However, it hardly is necessary to pass upon that point. Although the answer gave the decision a date, that did not open it for consideration. If the Secretary had authority to pass on the relator's right to select land, his jurisdiction did not depend upon his decision being right. By alleging that he had denied the application he did not invoke the revision of his reasons by a court, even when he saw fit to add the date. He raised no question of law, but simply stood on his authority and put forward his decision as final. As we have implied, such an answer affirms not merely the past but the present determination of the answering tribunal, and must be assumed to be based on reasons that the respondent deems adequate. Even if those given in the letter of July 3, 1901, had been bad, they could not be taken to exhaust the Secretary's grounds. He has not disclosed to the court any statement of those grounds purporting to be exhaustive and complete, and the court cannot make an inquisition into his mental processes to see whether they were correct. Sec DeCambra v. Rogers, 189 U.S. 119, 122.
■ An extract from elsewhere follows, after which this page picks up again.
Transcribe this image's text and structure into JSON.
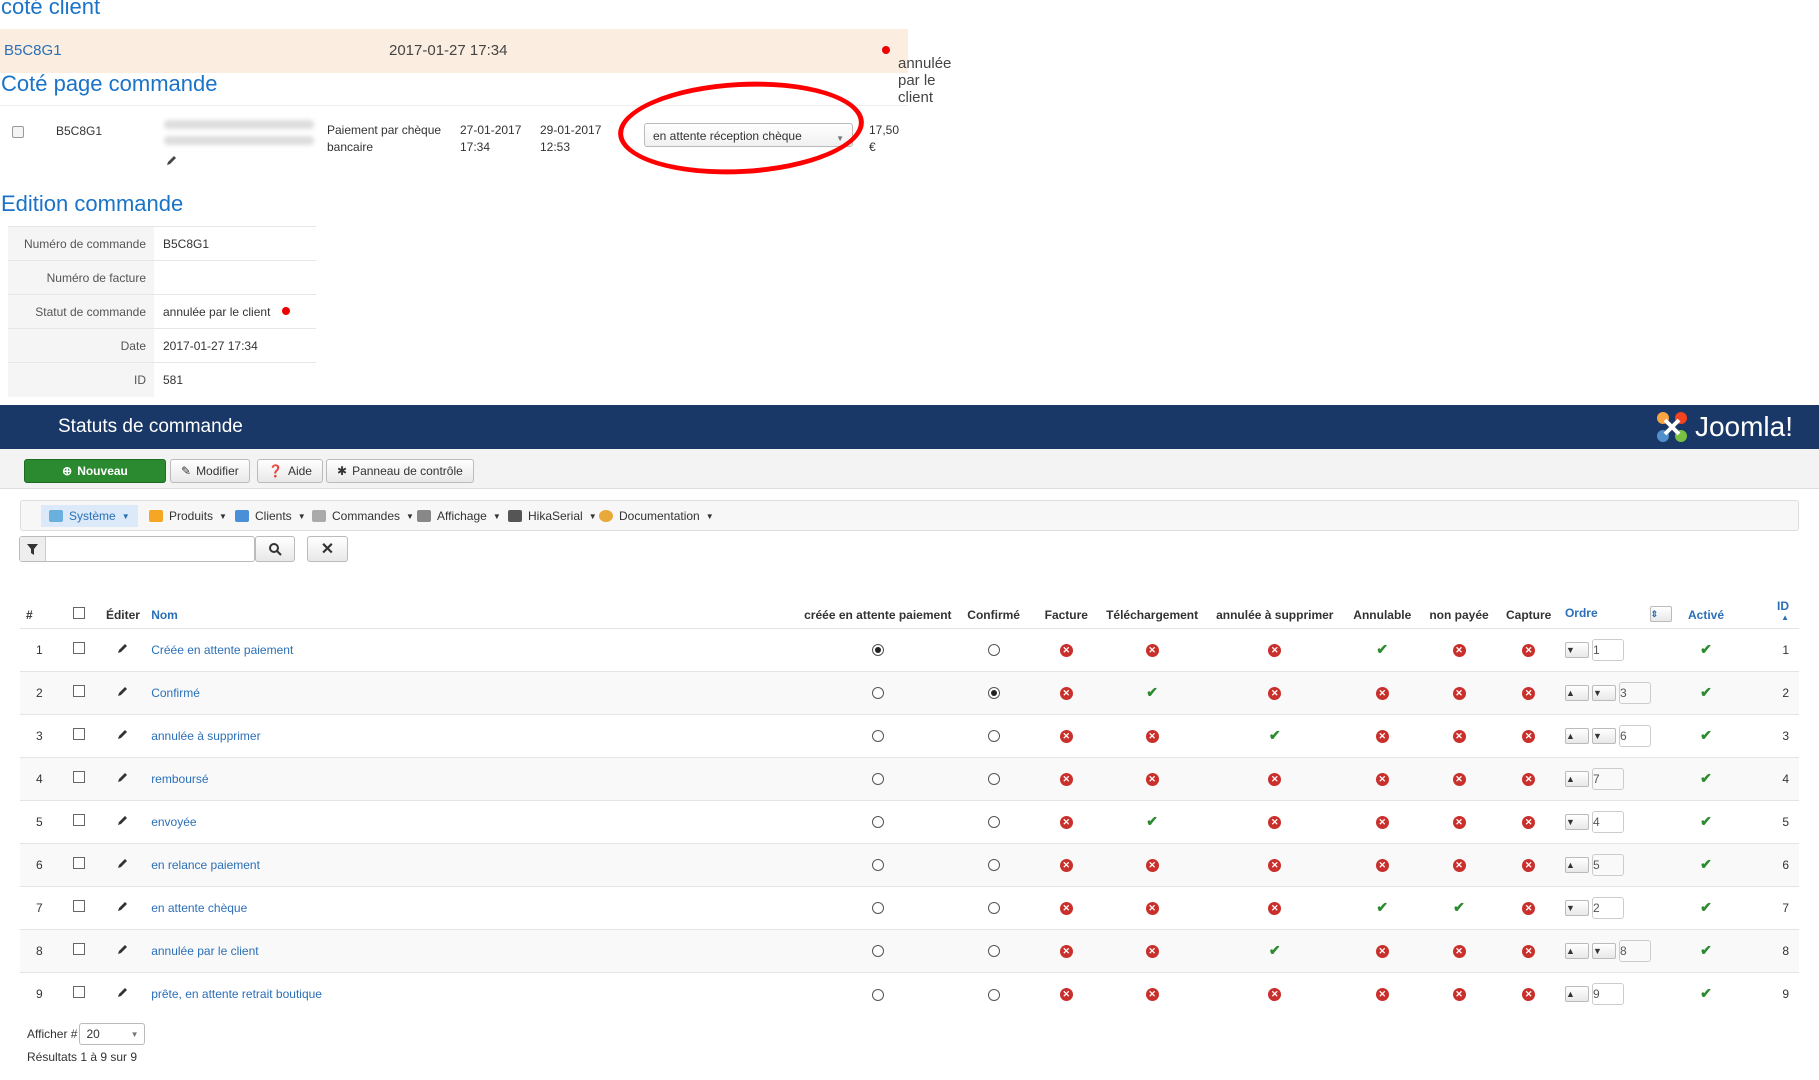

We doubt if Congress meant to open an appeal to the courts in all cases where an applicant is dissatisfied. Of course the promise of the United States that there shall be allotted one hundred and sixty acres to each member of the Wichita band may be said to confer an absolute right upon every actual member of the band. But some one must decide who the members are. We already have expressed the opinion that the primary decision must come from the Secretary. There is no indication of an intent to let applicants go farther. There are insuperable difficulties in the way of at least this form of suit, and the Department of the Interior generally has been the custodian of Indian rights.